|Scope & Content||
Sag Harbor July 2d 1848
I received your letter of June 25th was happy to hear from you - and "all the rest on em" at Stony Brook - I am rejoised to hear Thomas continues to enjoy good health and shows so much promise of triumph in his studies. He certainly enters upon life with a bright pathway before him. May it never be cloudedSo you are safe at Stony Brook ha! got down the river a whole Sturgeon in spite of the water Nymphs along the shores of the romantic and sparkling Hudson - A good picture looks well in almost any light. A gilt frame will not help a poor one. Do you remember what Grandmother used to say raising her spectacles gently, and thoughtfully from her nose. "Keep clear of the Rulands"

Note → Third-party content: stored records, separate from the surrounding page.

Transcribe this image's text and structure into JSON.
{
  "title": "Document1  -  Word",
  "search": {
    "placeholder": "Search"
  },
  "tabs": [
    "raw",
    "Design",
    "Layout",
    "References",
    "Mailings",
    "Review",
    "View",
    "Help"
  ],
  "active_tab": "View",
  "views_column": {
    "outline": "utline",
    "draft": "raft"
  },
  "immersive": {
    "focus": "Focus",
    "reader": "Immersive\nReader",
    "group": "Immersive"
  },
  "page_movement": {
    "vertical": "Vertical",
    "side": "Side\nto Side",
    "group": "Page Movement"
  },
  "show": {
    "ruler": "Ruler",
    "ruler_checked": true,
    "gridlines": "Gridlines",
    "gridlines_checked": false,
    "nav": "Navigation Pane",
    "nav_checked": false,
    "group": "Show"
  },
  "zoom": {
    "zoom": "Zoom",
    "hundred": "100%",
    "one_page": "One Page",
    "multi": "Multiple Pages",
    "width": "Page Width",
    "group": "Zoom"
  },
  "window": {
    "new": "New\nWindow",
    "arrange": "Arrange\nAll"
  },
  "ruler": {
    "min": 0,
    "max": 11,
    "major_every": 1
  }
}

I have put off writing you not knowing how longI should remain here_ and thought of going to New York by way of Stony Brook.
I had commenced painting Father and Mother Elliott a day or so before reciving your letter. It seems we thought alike on the subject. It is a fitting time, I am succeeding well so far should I remain after they are completed will trouble you for such things as I may then want should I paint no more here shall not need them. Sheppy is decidedly better is rid of his cold Joshua is getting fat and Ruth is also tolerably well. We had a fine sail down the bay a few days ago on a fishing excursion- fine sport- Any quantaty of blue fish and fine -fine sail boats in any quantity
Walter, Sheppy and Myself have made two famous hauls of porgies they grow large down here and bite savage.
Tell Holmes to ponder no longer - but get married to some substantial Long Island girl and leave the Squaws out west to take care of themselves-"
Lo the poor Indian whose unsettled mind sees squaws in clouds and babies in the wind
Remember me to all enquiring friends and let me hear from you before long
P.S. I have not yet seen the post only two are taken here at present and by persons living out of Sag Harbor I have the promise of a look at the number you speak of- Since the post has come out against Cass - the most of its subscribers have stop'd the paper - As long as Martin Vanburen wanted Southern votes for his own advancement_ he could no harm in Slavery - Now he seeks to array one portion of the Union against the other
|Credit line||Bequest of Ward Melville, 1977.|